We cause our own loneliness, sometimes. Loneliness is symptomatic of a lack of emotional and perhaps even physical intimacy. And a lack of intimacy is symptomatic of a lack of…something. I don’t quite know. But I can see when I look at the X and Y axes of that chart that something periodically goes missing. I think that missing element may be a willingness to reveal both weaknesses and needs or desires; that unwillingness to open up is a response to a fear of unfavorable evaluation or mockery or some other form of judgmental assessment. Fear. That’s the root of loneliness, isn’t it? Fear of outright rejection or, from another angle, fear of being dismissed or rebuffed.
The raw ingredients of fear are worry, anticipation, and lack of control. So where does that leave us in the Times of Pestilence? I can almost laugh at the thought process that led to the creation of this post. But not quite. We are expected to voluntarily create empty spaces around us, spaces that discourage intimacy and encourage lone experiences. Lone. Solitary. Sole. Alone. Deserted. Secluded. Isolated. All those sharp, downward spikes on the Y axis. From the distance created by time, they may be just rolling patterns of the oscilloscope. Close-up, though, they suggest severe myocardial infarction.

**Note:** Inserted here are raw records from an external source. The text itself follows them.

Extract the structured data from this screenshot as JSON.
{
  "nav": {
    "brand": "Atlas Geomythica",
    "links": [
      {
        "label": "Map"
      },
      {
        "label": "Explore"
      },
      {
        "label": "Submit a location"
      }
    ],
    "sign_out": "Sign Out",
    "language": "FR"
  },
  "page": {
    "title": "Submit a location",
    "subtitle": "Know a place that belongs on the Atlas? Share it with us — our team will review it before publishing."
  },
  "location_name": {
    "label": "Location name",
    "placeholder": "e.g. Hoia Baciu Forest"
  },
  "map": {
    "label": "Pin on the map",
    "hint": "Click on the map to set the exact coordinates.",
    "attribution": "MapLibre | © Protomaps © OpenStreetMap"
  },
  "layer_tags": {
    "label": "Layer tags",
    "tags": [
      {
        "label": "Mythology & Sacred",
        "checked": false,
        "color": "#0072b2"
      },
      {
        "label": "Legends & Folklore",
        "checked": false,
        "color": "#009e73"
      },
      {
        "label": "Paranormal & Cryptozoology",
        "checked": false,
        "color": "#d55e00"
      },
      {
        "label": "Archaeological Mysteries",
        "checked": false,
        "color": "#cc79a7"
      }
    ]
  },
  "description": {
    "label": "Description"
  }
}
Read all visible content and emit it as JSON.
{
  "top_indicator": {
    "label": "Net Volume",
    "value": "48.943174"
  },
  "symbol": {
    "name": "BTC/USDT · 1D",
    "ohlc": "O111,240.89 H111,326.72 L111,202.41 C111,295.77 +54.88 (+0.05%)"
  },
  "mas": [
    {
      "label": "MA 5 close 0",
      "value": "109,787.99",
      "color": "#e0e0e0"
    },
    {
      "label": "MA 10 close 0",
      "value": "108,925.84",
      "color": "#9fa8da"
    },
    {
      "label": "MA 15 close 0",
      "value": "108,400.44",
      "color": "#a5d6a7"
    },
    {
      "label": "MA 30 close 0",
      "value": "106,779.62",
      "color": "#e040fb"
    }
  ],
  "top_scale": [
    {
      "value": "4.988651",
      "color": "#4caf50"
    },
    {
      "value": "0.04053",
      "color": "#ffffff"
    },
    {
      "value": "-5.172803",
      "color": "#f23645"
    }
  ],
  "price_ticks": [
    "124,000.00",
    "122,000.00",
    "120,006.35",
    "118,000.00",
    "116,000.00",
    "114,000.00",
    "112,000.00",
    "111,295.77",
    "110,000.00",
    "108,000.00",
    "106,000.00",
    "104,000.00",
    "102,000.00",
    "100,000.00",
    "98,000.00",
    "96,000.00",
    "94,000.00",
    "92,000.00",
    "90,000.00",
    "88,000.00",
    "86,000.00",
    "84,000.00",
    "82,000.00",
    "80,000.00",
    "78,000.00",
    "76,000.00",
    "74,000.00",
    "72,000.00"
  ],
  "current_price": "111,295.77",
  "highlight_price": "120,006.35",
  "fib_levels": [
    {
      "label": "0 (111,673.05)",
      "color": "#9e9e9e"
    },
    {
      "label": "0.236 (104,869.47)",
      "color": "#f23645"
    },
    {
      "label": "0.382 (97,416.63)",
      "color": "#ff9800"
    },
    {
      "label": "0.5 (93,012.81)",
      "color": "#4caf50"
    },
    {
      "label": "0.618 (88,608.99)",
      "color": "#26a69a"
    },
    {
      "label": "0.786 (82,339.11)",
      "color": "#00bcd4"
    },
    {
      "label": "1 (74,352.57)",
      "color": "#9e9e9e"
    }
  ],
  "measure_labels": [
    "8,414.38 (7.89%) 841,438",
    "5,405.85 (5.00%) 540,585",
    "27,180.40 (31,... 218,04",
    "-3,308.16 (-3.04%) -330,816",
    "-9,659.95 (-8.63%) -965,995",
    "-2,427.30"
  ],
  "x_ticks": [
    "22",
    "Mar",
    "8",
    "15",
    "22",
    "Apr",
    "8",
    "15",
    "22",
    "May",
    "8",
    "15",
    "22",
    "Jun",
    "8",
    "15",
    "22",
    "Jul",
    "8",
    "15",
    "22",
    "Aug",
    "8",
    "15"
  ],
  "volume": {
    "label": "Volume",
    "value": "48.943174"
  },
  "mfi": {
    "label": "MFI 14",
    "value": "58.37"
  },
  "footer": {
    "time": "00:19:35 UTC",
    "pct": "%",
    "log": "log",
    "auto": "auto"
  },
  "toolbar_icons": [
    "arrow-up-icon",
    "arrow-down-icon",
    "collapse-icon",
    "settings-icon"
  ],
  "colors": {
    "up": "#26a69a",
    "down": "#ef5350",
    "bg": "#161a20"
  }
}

Is that my life I’m looking at? Or is that the collective lives of all of humanity? They’re one in the same, aren’t they? They are, indeed, for all of us. We’re all lonely creatures, practicing loneliness in different ways.